++++ Input records

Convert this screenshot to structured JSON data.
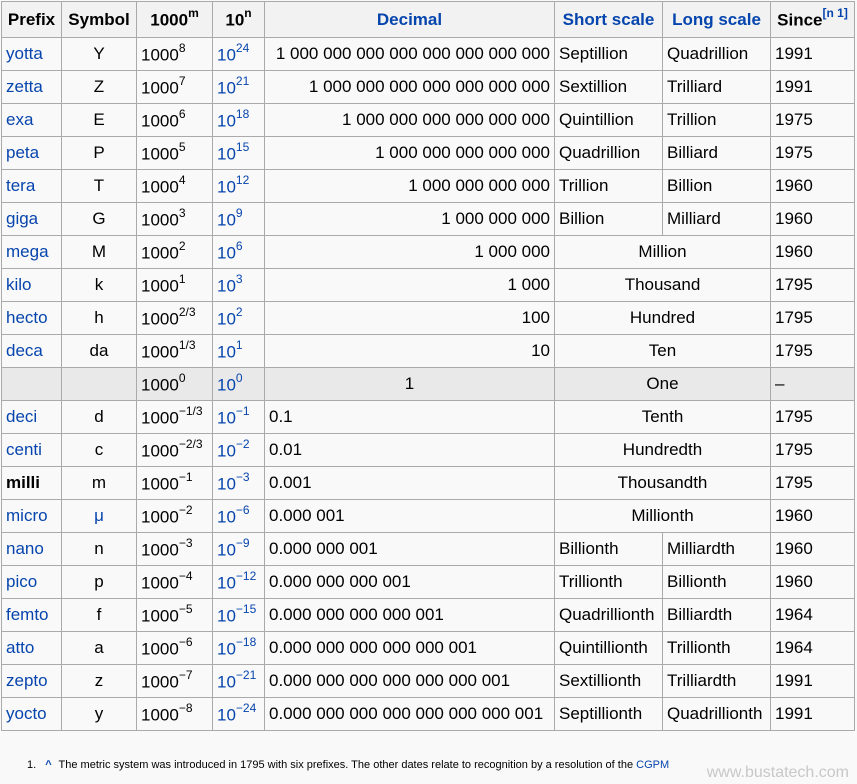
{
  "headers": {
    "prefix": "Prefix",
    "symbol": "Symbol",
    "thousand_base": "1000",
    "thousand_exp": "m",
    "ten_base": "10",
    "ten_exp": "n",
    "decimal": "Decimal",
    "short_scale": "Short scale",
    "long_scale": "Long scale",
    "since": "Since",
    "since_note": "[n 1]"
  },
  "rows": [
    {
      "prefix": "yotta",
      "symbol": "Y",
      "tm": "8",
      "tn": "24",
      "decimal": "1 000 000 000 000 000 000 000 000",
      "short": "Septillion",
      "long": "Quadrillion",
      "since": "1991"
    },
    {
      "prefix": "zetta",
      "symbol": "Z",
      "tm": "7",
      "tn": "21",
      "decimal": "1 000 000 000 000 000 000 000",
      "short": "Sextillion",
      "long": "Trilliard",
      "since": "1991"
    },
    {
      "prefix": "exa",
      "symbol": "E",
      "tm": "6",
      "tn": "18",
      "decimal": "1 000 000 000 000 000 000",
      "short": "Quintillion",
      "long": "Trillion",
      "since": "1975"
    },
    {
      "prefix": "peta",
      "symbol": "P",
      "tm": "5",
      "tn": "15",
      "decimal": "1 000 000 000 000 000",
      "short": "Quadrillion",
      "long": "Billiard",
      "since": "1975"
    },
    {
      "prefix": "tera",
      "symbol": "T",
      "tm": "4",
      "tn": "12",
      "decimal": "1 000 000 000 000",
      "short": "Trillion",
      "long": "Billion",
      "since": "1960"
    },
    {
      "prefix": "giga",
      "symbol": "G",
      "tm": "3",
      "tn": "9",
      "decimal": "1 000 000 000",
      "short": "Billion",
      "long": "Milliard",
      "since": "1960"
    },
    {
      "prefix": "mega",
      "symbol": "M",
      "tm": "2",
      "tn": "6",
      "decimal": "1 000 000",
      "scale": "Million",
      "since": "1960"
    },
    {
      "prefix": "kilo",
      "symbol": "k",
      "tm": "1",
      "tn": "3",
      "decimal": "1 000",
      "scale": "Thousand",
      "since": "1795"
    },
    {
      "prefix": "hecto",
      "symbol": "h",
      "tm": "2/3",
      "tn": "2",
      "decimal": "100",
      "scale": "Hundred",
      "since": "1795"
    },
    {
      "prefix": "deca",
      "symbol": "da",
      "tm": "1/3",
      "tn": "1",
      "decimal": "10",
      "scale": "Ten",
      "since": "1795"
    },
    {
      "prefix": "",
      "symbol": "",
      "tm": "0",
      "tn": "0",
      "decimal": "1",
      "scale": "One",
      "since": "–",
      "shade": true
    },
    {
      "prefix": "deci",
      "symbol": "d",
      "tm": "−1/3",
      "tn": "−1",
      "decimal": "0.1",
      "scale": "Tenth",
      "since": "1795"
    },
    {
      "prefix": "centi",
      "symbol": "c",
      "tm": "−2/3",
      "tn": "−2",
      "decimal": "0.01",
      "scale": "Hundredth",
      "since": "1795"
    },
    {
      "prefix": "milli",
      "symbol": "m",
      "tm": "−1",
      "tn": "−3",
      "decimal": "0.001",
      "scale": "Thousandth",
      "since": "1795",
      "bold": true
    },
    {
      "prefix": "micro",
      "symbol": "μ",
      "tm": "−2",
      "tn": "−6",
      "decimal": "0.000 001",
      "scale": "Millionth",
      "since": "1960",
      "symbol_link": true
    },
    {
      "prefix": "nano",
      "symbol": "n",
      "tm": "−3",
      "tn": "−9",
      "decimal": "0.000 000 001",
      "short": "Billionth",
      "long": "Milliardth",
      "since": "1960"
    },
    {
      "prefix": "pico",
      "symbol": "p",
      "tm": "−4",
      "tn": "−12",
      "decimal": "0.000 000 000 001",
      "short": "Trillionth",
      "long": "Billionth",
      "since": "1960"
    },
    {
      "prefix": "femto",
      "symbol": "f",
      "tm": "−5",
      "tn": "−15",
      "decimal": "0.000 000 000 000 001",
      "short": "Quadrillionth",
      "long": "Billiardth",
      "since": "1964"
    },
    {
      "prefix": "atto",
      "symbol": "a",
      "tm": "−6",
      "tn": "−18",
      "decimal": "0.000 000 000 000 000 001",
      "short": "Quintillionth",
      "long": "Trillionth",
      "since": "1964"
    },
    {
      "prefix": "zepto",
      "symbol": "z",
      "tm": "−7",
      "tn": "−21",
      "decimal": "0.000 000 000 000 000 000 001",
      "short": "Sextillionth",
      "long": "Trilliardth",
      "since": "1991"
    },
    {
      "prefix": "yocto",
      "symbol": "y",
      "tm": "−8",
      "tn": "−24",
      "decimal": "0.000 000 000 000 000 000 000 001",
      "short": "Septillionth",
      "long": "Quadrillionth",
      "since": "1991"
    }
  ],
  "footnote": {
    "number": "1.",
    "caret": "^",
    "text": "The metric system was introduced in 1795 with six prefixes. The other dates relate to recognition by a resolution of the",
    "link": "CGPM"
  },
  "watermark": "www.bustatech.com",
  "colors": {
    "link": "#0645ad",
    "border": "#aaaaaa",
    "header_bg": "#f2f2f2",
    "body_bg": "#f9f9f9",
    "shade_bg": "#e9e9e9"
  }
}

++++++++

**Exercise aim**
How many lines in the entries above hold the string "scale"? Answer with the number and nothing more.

**Task output**
11